Social Media at the National Archives started almost 10 years ago with the Records Express blog in 2009, and our first strategy in 2010. Since that time we've grown rapidly, and the landscape of Twitter, Facebook, Instagram (and many others!) has evolved as well. When we rebooted our Social Media Strategy earlier this year, one … Continue reading Tips for Social Media Success
On April 11, social media accounts from 20 different libraries, archives, and museums came together to share their World War I records and collections. Organized by the National Museum of American History, activities took place all day on Twitter, Facebook, and across the web, and the National Archives and Presidential Libraries were excited to participate! … Continue reading World War I Social Media Day
This post is written by Jeannie Chen, Mary King, and Hilary Parkinson and is part of our ongoing series about our social media strategy. We welcome comments from staff, other cultural institutions, and the public, and will continue to update the strategy as a living document. When we introduced NARA’s new social media strategy in August, … Continue reading Your First Thoughts on the Social Media Strategy
This post and strategy were written by Jeannie Chen, Mary King, and Hilary Parkinson, with contributions by Dana Allen-Greil. This is the first in a new series about our social media strategy. We welcome comments from staff, other cultural institutions, and the public, and will continue to update the strategy as a living document. In six years, … Continue reading Rebooting the Social Media Strategy for the National Archives

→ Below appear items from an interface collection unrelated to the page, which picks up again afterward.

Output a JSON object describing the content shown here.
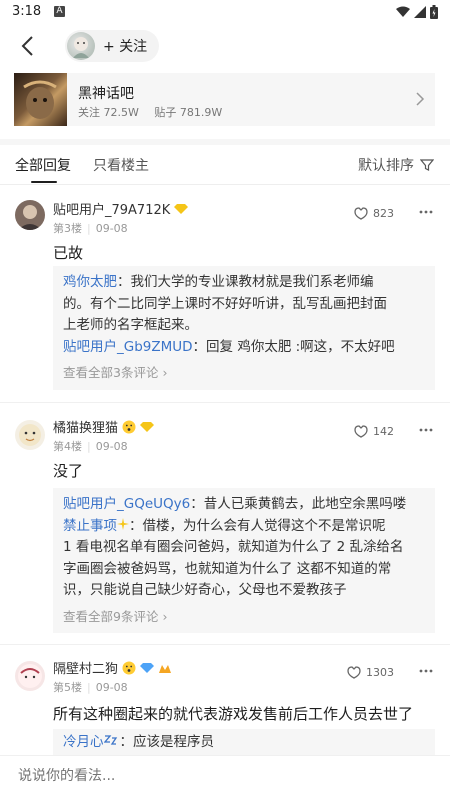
{
  "status_bar": {
    "time": "3:18",
    "app_badge": "A"
  },
  "header": {
    "follow_label": "+ 关注",
    "forum": {
      "name": "黑神话吧",
      "followers": "关注 72.5W",
      "posts": "贴子 781.9W"
    }
  },
  "tabs": {
    "all_replies": "全部回复",
    "op_only": "只看楼主",
    "sort": "默认排序"
  },
  "posts": [
    {
      "username": "贴吧用户_79A712K",
      "floor": "第3楼",
      "date": "09-08",
      "likes": "823",
      "content": "已故",
      "replies": [
        {
          "user": "鸡你太肥",
          "lines": [
            "：我们大学的专业课教材就是我们系老师编",
            "的。有个二比同学上课时不好好听讲，乱写乱画把封面",
            "上老师的名字框起来。"
          ]
        },
        {
          "user": "贴吧用户_Gb9ZMUD",
          "lines": [
            "：回复 鸡你太肥 :啊这，不太好吧"
          ]
        }
      ],
      "view_all": "查看全部3条评论"
    },
    {
      "username": "橘猫换狸猫",
      "floor": "第4楼",
      "date": "09-08",
      "likes": "142",
      "content": "没了",
      "replies": [
        {
          "user": "贴吧用户_GQeUQy6",
          "lines": [
            "：昔人已乘黄鹤去，此地空余黑吗喽"
          ]
        },
        {
          "user": "禁止事项",
          "lines": [
            "：借楼，为什么会有人觉得这个不是常识呢",
            "1 看电视名单有圈会问爸妈，就知道为什么了 2 乱涂给名",
            "字画圈会被爸妈骂，也就知道为什么了 这都不知道的常",
            "识，只能说自己缺少好奇心，父母也不爱教孩子"
          ]
        }
      ],
      "view_all": "查看全部9条评论"
    },
    {
      "username": "隔壁村二狗",
      "floor": "第5楼",
      "date": "09-08",
      "likes": "1303",
      "content": "所有这种圈起来的就代表游戏发售前后工作人员去世了",
      "replies": [
        {
          "user": "冷月心",
          "lines": [
            "：应该是程序员"
          ]
        }
      ]
    }
  ],
  "comment_box": {
    "placeholder": "说说你的看法..."
  },
  "colors": {
    "link_blue": "#3a73c8",
    "reply_bg": "#f6f6f6",
    "badge_gold": "#f5c518",
    "badge_blue": "#4da3f7"
  }
}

Last March we introduced you to our new crowdsource video caption tool, Amara. This neat tool allows anyone with an interest in transcribing our motion picture collection to join our team and start typing what you hear! After the captioning is done in Amara, the captions are transferred back to YouTube, making our holdings accessible … Continue reading What's New On Amara?
One of the chief goals of the National Archives is making our records- regardless of format- more accessible. Sometimes this means digitizing records and adding them to our catalog, but it also means creating ways for all US citizens to experience our collections. Accessibility of videos for the hearing impaired is very important to us, … Continue reading Calling Citizen Archivists to Crowdsource Video Captions!
Thanksgiving is an anticipated time of year…unless you’re a turkey! While our traditions today may not even include the iconic bird (hello, Tofurkey!), this holiday is still cherished as a time to gather with friends and family and give thanks. But before you start setting the table, enjoy a “harvest” of some of our favorite … Continue reading Ten Records We're Thankful to Have at the National Archives
Halloween is right around the corner, and at the National Archives we are well versed in the creepiest, weirdest records of the Federal government. Here's our list of favorites that are sure to make you shudder with fear! What's more dangerous- a poison bottle equipped with spikes or the poison itself?: In … Continue reading Weird Records from the Depths of the Archives
This post was written by Addie Nguyen, a student intern in the Office of Innovation. Who could ever pass up on using the mega-addictive Instagram? It makes a photographer out of anyone – just snap an ordinary, hum-drum pic of, say, a building as you’re walking down a street, then apply an ultra-hip, vintage-looking filter … Continue reading The National Archives is now on Instagram
Due to the Federal Government shutdown, the National Archives (www.archives.gov) is closed. We are unable to post or participate in any of our social media channels during this closure. All National Archives facilities are closed, with the exception of the Federal Records Centers and the Federal Register until the Federal government reopens.